Exercise objective:
Copy out every line of the data that has the word "this" somewhere in it.

Supplied data Start Marker

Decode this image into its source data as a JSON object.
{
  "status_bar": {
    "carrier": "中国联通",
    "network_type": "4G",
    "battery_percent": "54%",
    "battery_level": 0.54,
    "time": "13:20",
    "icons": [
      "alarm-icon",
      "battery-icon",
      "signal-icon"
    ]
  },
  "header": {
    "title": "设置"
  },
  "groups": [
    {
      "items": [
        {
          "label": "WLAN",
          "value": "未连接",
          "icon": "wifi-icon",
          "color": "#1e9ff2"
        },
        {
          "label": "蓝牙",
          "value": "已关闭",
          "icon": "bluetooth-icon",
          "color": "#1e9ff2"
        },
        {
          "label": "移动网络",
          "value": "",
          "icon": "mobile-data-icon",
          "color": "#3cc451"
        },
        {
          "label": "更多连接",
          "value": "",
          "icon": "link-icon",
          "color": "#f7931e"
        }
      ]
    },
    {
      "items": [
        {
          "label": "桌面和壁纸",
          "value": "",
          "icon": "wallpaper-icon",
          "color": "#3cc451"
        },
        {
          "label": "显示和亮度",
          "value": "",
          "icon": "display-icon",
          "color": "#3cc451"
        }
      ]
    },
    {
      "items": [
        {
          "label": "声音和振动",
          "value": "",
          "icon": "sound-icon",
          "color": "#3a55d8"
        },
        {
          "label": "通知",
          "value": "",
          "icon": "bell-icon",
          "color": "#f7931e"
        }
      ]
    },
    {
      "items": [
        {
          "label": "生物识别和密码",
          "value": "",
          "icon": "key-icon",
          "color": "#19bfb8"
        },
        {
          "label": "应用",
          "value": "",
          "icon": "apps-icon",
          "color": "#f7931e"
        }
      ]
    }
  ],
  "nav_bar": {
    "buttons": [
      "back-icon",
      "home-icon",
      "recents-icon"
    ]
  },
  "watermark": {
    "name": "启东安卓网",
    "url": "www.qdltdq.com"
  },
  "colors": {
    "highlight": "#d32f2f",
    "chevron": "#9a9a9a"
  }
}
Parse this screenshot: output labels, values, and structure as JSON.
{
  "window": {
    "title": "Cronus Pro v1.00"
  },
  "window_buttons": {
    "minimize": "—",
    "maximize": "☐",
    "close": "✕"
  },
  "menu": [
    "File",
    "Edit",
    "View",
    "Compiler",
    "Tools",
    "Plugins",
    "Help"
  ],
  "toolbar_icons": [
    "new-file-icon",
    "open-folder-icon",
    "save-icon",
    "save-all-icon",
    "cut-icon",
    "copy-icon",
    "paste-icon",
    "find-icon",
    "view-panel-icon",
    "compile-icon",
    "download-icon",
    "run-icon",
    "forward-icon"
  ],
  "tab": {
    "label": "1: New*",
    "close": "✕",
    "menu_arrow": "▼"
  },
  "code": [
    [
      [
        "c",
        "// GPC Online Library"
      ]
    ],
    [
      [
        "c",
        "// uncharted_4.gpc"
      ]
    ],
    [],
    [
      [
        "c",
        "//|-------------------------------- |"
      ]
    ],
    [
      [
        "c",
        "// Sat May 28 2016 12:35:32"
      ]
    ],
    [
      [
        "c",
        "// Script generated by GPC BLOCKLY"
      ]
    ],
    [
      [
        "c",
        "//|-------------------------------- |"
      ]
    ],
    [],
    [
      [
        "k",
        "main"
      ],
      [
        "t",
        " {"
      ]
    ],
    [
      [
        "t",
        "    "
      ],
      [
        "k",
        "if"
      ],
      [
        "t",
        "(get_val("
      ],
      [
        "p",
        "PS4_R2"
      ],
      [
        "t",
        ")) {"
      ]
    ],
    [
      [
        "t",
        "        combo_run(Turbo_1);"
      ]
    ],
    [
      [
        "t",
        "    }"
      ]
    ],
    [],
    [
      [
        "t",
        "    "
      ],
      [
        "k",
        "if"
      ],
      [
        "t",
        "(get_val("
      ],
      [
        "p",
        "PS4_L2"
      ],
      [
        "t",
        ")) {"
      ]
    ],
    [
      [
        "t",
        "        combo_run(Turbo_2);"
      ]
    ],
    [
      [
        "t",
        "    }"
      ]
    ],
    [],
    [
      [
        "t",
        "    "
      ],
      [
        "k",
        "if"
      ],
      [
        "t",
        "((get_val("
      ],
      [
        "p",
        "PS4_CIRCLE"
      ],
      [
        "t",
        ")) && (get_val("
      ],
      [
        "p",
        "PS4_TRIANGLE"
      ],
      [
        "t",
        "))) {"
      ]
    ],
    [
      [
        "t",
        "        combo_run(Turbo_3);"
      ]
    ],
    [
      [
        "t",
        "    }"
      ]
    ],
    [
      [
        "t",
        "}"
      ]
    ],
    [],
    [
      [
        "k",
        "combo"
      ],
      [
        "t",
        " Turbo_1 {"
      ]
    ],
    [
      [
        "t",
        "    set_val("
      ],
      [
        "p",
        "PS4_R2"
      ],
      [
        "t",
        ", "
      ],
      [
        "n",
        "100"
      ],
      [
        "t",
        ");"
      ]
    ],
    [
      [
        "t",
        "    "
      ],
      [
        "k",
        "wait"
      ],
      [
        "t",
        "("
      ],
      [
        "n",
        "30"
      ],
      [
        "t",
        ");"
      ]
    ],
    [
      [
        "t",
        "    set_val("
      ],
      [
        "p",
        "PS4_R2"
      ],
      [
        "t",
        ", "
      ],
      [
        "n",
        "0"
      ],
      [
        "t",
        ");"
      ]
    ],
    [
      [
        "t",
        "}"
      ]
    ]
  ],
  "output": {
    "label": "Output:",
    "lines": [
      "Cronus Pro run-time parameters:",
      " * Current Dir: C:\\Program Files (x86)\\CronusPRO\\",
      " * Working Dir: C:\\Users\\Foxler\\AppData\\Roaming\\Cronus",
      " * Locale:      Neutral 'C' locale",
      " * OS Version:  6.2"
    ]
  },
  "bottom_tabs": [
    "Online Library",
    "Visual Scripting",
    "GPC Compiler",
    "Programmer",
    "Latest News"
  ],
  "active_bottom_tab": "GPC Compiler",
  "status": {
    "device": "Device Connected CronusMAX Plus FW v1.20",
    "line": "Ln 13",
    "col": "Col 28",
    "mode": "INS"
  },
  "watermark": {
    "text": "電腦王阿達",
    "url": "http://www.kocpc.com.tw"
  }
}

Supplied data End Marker

Completed task:
Decode this image into its source data as a JSON object.
Parse this screenshot: output labels, values, and structure as JSON.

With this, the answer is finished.